Royal Surrey is part of a national research project assessing the psychological impact the pandemic has had on women with ovarian cancer. The findings will be used to advise NHS and cancer support organisations about how best to support women during and after their treatment.
Ovarian cancer is the sixth most common cancer with around 7,300 woman diagnosed each year.
“Cancer diagnosis and treatment is distressing under normal circumstances, but during this last year women have had to go through all the emotional ups and downs of surgery and chemotherapy in the face of a pandemic. There have been UK-wide interruptions to hospital services to contend with as well as fears of contracting Covid with an already compromised immune system and having to shield at home while missing many of their loved ones,” said Fiona Thompson, Lead Macmillan Gynaecological Oncology Clinical Nurse Specialist at Royal Surrey.
“The study hopes to tell us more about what patients have been through psychologically and how they are coping, ultimately, hoping to improve the support available to them,” she continued.
The OvarianPsych study is led by Nottingham Trent University and Nottingham University Hospitals who hope to recruit 80 participants across eight UK sites. Royal Surrey began recruiting patients onto the study in December and has recruited 12 of its target 20 participants.
Study participants, who are all currently receiving chemotherapy treatment for ovarian cancer, are asked to complete an online questionnaire three times over a four-month period. They are asked questions about their illness and treatment, how they feel about their illness and treatment, their mental health and how they are coping.
Fiona said: “Covid has had a massive impact on everybody, but, I imagine, for our patients that impact has amplified. As a major regional referral centre for cancer patients, it is important that we support research that advances care.
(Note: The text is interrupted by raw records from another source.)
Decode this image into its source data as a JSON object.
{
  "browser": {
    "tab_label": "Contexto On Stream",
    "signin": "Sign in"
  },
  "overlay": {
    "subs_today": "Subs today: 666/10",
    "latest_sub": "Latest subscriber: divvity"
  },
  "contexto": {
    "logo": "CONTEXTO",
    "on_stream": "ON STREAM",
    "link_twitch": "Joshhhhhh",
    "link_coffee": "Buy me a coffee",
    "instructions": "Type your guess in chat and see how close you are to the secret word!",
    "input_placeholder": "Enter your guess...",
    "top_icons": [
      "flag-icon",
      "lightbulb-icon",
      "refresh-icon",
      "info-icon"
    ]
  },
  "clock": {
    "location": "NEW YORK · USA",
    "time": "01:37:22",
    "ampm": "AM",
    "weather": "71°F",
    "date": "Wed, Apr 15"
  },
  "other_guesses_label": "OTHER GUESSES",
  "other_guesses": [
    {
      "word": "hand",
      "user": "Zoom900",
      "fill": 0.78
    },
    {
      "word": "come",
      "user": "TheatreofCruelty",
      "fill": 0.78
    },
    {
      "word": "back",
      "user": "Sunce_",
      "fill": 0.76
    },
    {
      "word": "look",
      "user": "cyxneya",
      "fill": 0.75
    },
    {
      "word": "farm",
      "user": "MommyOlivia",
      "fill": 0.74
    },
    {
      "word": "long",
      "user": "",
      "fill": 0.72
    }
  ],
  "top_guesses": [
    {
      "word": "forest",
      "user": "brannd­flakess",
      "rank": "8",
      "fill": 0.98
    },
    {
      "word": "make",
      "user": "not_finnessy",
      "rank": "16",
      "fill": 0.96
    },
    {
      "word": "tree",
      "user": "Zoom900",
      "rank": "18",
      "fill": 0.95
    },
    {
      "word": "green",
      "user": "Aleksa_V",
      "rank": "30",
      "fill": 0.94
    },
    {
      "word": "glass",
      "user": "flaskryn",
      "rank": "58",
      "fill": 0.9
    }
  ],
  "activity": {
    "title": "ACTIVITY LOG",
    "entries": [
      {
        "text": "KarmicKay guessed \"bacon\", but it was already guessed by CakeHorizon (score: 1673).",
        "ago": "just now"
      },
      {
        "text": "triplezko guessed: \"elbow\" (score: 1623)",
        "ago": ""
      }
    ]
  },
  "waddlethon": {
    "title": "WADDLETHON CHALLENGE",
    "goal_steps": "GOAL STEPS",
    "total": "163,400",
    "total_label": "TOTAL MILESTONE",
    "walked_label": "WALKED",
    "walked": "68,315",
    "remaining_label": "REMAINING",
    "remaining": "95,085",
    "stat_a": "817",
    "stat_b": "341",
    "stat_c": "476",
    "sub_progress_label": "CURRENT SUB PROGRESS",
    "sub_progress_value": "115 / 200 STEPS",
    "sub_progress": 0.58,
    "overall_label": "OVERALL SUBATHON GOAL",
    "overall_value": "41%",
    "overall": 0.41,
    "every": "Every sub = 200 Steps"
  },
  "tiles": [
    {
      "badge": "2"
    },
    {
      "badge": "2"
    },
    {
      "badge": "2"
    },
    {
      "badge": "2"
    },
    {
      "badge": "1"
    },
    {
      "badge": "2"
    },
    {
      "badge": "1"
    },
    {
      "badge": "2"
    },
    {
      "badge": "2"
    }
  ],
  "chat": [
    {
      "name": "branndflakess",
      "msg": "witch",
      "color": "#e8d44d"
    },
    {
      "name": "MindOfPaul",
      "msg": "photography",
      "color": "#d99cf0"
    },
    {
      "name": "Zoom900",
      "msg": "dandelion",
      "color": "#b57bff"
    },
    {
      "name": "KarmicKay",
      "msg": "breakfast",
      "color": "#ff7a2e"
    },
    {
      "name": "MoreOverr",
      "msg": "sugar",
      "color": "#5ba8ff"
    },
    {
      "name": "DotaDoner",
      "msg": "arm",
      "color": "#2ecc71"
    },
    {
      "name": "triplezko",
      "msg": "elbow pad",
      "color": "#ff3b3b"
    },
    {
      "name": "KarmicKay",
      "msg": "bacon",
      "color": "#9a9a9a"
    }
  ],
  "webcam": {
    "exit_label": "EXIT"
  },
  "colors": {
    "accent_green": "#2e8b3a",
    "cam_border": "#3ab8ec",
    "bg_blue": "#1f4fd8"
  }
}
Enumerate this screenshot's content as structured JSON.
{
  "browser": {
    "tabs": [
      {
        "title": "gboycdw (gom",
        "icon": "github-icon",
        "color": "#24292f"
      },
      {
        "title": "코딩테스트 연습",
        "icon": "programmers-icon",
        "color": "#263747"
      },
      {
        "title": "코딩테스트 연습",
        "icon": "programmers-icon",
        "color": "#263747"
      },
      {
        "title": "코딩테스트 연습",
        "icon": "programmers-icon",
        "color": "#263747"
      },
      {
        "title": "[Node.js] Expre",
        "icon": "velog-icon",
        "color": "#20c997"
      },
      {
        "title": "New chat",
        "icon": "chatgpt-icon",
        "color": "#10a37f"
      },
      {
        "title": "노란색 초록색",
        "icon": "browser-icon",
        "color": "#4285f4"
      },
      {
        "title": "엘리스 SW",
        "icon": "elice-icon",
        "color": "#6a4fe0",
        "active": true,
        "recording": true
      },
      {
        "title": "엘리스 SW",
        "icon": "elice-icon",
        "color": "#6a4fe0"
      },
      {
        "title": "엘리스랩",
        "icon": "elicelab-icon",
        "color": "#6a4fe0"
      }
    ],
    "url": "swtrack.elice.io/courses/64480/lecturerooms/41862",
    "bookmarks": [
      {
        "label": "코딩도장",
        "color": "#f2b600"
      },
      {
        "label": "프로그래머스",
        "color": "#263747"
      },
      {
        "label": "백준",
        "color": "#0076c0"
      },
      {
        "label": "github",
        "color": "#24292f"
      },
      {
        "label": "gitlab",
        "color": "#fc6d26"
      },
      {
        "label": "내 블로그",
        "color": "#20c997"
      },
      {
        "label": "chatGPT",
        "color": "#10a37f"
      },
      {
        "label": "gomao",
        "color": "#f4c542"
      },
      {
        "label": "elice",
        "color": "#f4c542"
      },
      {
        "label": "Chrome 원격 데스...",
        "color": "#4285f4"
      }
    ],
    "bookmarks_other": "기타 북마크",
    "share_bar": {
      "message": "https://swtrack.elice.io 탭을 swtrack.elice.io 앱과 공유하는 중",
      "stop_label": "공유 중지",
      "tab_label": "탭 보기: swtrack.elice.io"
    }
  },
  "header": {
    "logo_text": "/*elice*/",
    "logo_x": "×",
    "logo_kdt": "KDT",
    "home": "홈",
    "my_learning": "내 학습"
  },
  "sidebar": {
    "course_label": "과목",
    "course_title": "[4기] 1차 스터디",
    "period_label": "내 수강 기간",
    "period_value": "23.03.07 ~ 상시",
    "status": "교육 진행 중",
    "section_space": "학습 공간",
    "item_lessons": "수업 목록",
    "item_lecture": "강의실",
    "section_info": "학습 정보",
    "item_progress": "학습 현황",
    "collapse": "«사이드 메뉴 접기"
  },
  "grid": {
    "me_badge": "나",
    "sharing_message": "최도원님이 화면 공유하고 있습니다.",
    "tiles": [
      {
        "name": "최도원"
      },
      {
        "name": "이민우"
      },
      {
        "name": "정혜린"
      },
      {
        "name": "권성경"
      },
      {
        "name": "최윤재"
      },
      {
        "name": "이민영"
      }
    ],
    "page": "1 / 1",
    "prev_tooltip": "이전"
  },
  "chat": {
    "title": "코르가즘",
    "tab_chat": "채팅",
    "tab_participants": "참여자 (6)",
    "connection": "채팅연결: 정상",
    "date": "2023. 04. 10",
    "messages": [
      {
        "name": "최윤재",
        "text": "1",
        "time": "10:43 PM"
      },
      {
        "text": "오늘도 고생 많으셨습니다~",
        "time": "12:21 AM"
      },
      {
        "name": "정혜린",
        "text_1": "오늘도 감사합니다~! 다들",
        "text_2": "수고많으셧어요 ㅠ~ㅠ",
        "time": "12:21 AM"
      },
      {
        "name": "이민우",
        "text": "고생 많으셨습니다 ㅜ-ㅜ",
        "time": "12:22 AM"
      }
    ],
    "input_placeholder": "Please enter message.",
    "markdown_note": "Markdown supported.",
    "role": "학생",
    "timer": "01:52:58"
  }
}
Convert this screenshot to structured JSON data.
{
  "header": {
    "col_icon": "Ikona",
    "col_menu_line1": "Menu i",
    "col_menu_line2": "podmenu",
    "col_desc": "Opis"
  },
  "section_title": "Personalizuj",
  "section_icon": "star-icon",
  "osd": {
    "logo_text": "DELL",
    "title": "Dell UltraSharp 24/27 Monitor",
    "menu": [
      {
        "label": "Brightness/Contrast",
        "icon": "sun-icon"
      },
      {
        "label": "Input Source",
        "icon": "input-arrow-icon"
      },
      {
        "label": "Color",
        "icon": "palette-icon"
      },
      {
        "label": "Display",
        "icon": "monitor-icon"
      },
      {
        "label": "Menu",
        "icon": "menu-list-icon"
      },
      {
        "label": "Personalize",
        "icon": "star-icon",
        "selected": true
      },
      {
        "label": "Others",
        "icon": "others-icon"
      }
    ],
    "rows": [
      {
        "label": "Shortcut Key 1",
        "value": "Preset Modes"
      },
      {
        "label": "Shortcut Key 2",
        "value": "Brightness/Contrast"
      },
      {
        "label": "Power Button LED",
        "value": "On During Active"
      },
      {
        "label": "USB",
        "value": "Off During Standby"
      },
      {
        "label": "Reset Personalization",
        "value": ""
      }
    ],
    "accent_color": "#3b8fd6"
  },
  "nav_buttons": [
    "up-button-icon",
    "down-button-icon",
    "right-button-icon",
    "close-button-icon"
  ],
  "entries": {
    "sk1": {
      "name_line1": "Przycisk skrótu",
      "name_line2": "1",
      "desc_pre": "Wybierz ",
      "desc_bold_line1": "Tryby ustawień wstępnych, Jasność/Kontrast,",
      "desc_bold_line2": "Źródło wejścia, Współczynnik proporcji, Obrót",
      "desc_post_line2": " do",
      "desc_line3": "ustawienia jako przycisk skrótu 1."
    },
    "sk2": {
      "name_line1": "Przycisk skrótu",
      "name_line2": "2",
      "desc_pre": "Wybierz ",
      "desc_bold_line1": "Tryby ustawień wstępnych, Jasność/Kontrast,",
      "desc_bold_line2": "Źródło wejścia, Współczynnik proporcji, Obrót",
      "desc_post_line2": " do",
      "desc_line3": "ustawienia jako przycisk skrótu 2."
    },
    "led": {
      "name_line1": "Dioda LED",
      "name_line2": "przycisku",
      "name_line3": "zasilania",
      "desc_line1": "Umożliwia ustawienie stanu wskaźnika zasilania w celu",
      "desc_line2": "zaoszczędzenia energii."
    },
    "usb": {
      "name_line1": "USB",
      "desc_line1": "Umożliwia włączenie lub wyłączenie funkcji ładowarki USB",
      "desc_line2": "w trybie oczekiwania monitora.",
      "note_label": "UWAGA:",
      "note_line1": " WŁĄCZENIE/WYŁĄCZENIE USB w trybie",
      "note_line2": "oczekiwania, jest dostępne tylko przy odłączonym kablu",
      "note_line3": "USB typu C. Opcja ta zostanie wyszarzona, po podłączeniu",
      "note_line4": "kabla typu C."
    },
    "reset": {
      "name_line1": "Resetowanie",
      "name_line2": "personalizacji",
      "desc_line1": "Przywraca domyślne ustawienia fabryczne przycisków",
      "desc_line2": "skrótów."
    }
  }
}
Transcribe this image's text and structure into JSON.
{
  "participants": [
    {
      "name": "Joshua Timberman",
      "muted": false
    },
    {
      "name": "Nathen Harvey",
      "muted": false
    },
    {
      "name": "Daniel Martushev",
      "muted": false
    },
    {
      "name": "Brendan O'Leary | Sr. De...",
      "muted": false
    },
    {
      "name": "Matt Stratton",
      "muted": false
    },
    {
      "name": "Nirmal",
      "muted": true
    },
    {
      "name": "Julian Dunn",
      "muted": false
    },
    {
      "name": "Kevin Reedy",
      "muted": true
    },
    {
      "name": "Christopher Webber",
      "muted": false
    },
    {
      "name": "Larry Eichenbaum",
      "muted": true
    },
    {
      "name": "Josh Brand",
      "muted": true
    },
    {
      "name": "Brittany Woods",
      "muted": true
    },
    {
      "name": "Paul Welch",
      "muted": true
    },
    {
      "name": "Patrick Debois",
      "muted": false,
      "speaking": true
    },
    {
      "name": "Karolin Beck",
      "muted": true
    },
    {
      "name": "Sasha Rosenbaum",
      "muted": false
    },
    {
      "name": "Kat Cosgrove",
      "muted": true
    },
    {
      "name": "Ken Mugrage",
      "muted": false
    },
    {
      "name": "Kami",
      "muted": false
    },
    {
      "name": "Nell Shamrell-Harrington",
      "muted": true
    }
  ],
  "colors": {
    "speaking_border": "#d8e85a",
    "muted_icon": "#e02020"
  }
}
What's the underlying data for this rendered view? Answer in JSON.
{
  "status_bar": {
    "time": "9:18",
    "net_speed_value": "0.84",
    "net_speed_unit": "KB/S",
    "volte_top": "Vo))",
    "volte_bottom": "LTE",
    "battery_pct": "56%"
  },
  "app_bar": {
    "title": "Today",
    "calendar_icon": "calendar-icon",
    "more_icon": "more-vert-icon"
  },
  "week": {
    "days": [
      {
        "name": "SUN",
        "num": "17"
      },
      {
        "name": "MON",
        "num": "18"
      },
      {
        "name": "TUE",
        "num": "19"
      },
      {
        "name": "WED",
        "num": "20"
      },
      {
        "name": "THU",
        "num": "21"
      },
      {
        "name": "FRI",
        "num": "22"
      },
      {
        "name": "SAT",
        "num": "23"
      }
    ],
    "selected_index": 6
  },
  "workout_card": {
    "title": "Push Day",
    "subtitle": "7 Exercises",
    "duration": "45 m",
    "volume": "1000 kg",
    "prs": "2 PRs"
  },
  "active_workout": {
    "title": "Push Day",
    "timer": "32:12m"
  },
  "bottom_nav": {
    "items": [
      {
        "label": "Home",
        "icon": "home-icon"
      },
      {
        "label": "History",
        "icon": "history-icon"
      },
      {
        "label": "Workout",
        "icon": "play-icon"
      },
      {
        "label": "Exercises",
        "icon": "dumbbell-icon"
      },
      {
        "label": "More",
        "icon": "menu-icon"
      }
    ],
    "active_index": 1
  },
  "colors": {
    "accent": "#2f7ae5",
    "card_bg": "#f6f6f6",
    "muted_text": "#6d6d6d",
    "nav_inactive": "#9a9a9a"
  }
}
And this project will help healthcare organisations and professionals provide the best possible care.”